Yet even when Le Guen was in charge of Rangers, we should have considered his proposals to be around 10 years overdue in even British terms, not least when you consider the revolution in English football attributed to Arsene Wenger, the Arsenal manager.

This is also an era during which we hear more and more coaches and players in a wide variety of sports espousing the importance of seeking one per cent improvements in all areas of performance and preparation in the belief that adding enough of those together can make a vital difference at the highest level.

It is on that basis that I cannot help but wonder about the percentage impact on outcomes of Scotland's professional footballers regularly partaking of Monster Munch, or enjoying nights out in Loch Lomond hotel bars, while their rugby counterparts are rounding off team bonding nights with visits to kebab shops in the early hours of the morning.

Any one of these things taken in isolation may or may not do that much harm but it all speaks to attitudes that are far removed from that of their countryman Chris Hoy who, as I recall, was once quoted as saying he had thought about having a drink one Christmas but then thought again as he did not want it to be something that he thought about on the start line at one of that year's big races.

Clearly having that drink could not have had the slightest impact in physiological terms.
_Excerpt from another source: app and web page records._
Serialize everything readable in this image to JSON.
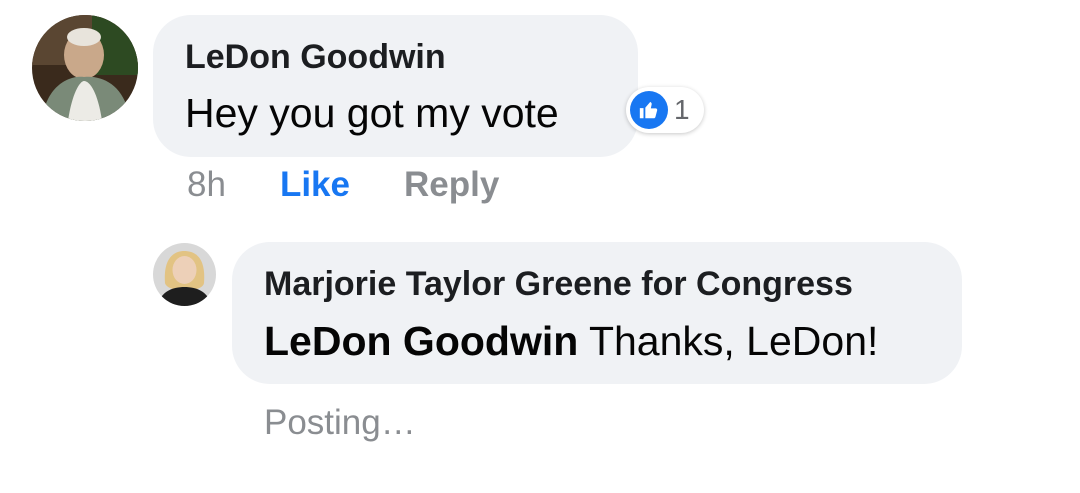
{
  "comment": {
    "author": "LeDon Goodwin",
    "text": "Hey you got my vote",
    "reaction_count": "1",
    "reaction_icon": "thumbs-up-icon",
    "timestamp": "8h",
    "like_label": "Like",
    "reply_label": "Reply"
  },
  "reply": {
    "author": "Marjorie Taylor Greene for Congress",
    "mention": "LeDon Goodwin",
    "text": " Thanks, LeDon!",
    "status": "Posting…"
  },
  "colors": {
    "bubble": "#f0f2f5",
    "accent_blue": "#1877f2",
    "meta_gray": "#8a8d91"
  }
}
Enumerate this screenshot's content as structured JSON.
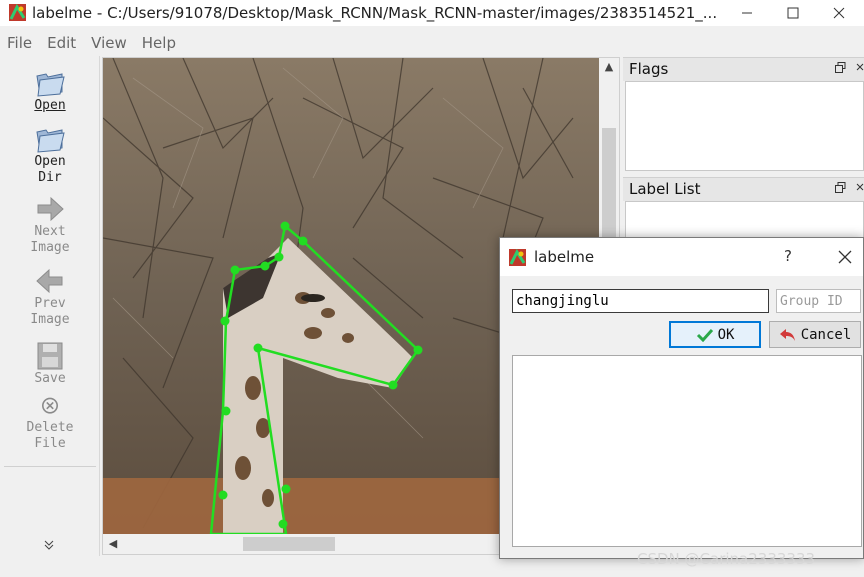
{
  "window": {
    "title": "labelme - C:/Users/91078/Desktop/Mask_RCNN/Mask_RCNN-master/images/2383514521_...",
    "minimize_glyph": "—",
    "maximize_glyph": "☐",
    "close_glyph": "✕"
  },
  "menu": {
    "file": "File",
    "edit": "Edit",
    "view": "View",
    "help": "Help"
  },
  "toolbar": {
    "open": "Open",
    "open_dir_1": "Open",
    "open_dir_2": "Dir",
    "next_1": "Next",
    "next_2": "Image",
    "prev_1": "Prev",
    "prev_2": "Image",
    "save": "Save",
    "delete_1": "Delete",
    "delete_2": "File",
    "more": "»"
  },
  "docks": {
    "flags_title": "Flags",
    "label_list_title": "Label List"
  },
  "dialog": {
    "title": "labelme",
    "help": "?",
    "label_value": "changjinglu",
    "group_id_placeholder": "Group ID",
    "ok_label": "OK",
    "cancel_label": "Cancel"
  },
  "watermark": "CSDN @Carina2333333",
  "colors": {
    "polygon": "#22dd22",
    "ok_border": "#0078d7",
    "cancel_icon": "#d23a3a",
    "ok_icon": "#2aa84a"
  },
  "icons": {
    "open": "folder-open-icon",
    "open_dir": "folder-open-icon",
    "next": "arrow-right-icon",
    "prev": "arrow-left-icon",
    "save": "floppy-disk-icon",
    "delete": "delete-circle-icon"
  }
}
However, it spoke to a strength of mind which perhaps also explains how, when most commentators thought it close to impossible, Hoy was able, knowing in the deepest recesses of his mind that he had made every necessary sacrifice to be the best he could be, to find that tiny bit extra required to hang on for his final Olympic gold medal.

Andy Murray, the only Scottish sportsman whose achievements rival those of Hoy, has also gone on record as having an aversion to both booze and clubbing, but then he escaped the traditional Scottish lifestyle before it could undermine his career.

And Another Thing . . .

Given the riches which have come the way of Indian cricket in recent years it was shocking to discover last weekend that their women's team, which had just beaten England's highly-funded side in a Test match, receive minimal backing from their governing body, the BCCI.

Cricket is, of course, something close to a religion in India. However, it is also a country that has been forced - as a result of some recent, grotesque incidents - to examine the attitudes towards women which exist within its society.

That its female players are treated with apparent disdain by the BCCI seems to suggest that many within the Indian establishment have yet to get the message, as sport offers an insight into wider issues.

Not that we, in this part of the world, should start feeling we occupy the moral high ground when it comes to gender politics and the way our own establishment reflects lingering prejudice.

After all, more than a century after Emily Davison's tragic contribution to sporting history when she threw herself under the king's horse at the 1913 derby, we, in this place that calls itself the home of golf, await with interest the outcome of next month's vote by the R&A on whether it sees women as worthy of equal status.